Our response to a survivor’s disclosure is an important part of their experience. Let them lead the conversation and share as much or as little information as they feel comfortable. You may be the first person they’ve told, and how you react matters. Think about your words. If you have a question, are you asking because it is necessary to learn the information or because you are curious? Focus on keeping the survivor’s feelings and concerns at the center of the conversation. Requesting more details may be triggering to a survivor, making them feel they have to explain themselves or justify their feelings.
What can I do?
Try not to introduce new words into the conversation; mirror the language the survivor is using. For example, if the survivor has not labeled their experience as sexual assault, it is important we do not label it for them. What words did the survivor use?

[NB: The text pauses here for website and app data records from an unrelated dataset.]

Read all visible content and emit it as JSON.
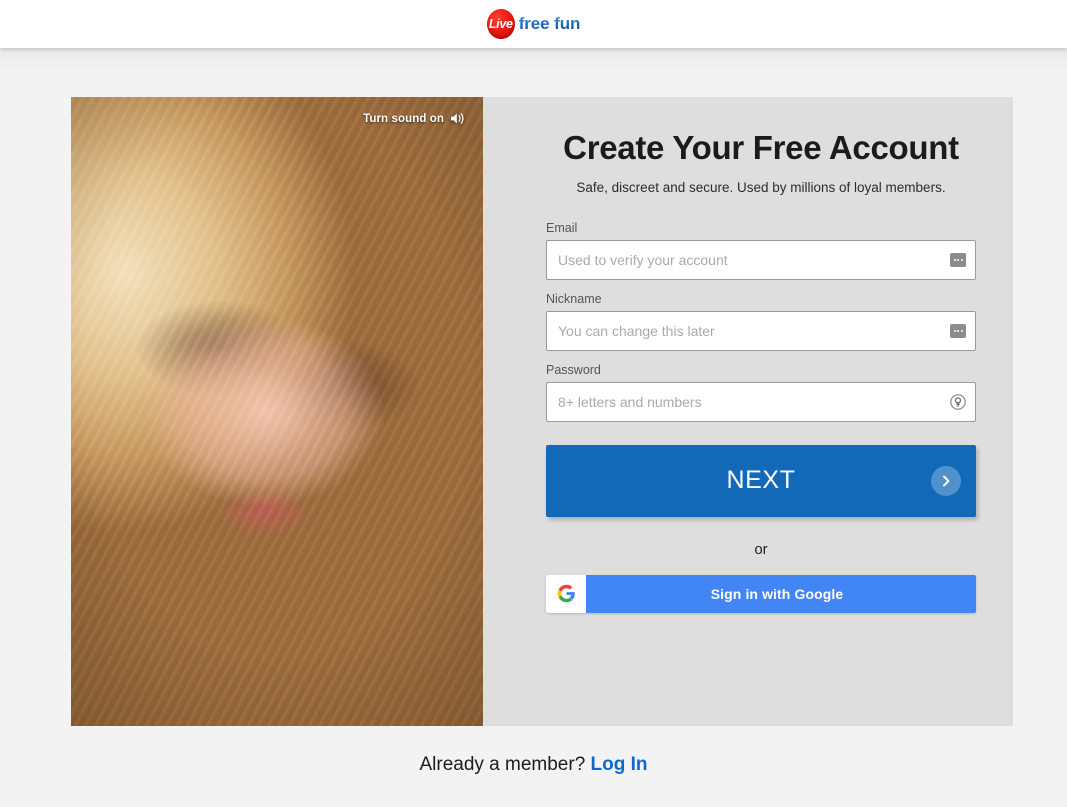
{
  "header": {
    "logo": {
      "badge_text": "Live",
      "word_text": "free fun",
      "badge_color": "#ef1d14",
      "word_color": "#1565b8"
    }
  },
  "media": {
    "sound_toggle_label": "Turn sound on",
    "sound_icon": "speaker-icon"
  },
  "form": {
    "title": "Create Your Free Account",
    "subtitle": "Safe, discreet and secure. Used by millions of loyal members.",
    "fields": [
      {
        "label": "Email",
        "placeholder": "Used to verify your account",
        "value": "",
        "icon": "autofill-icon"
      },
      {
        "label": "Nickname",
        "placeholder": "You can change this later",
        "value": "",
        "icon": "autofill-icon"
      },
      {
        "label": "Password",
        "placeholder": "8+ letters and numbers",
        "value": "",
        "icon": "key-icon"
      }
    ],
    "next_button": {
      "label": "NEXT",
      "icon": "chevron-right-icon",
      "color": "#1169b8"
    },
    "divider_text": "or",
    "google_button": {
      "label": "Sign in with Google",
      "icon": "google-g-icon",
      "color": "#4285f4"
    }
  },
  "footer": {
    "prompt": "Already a member?",
    "link_label": "Log In",
    "link_color": "#1168c9"
  }
}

As the survivor shares their feelings about their experience with you, you can help normalize their reaction. There is no right way to feel or behave after an incident of sexual violence. Whatever their reaction, they deserve respect and validation.
What can I say?
Keep in mind that the following statements are suggestions, not scripts. It is important to find words that feel authentic to you. Listen to what the person has said and respond honestly, using the suggestions below to inform your response.
“Thank you for trusting and sharing with me.”
“I believe you.”
“No one should have to go through that. I’m sorry this happened.”
“How are you feeling right now?”
“You’ve mentioned X, Y, and Z. What is it helpful for you to talk about?”
“I noticed you started talking faster when you mentioned A. How do you feel about that right now?
“It’s understandable that it is difficult to make sense of what happened.”
“I believe that everyone deserves to have their boundaries respected, and that it’s not your fault if someone else makes decisions to cross that line.”
“It’s okay to feel [emotion they've shared].”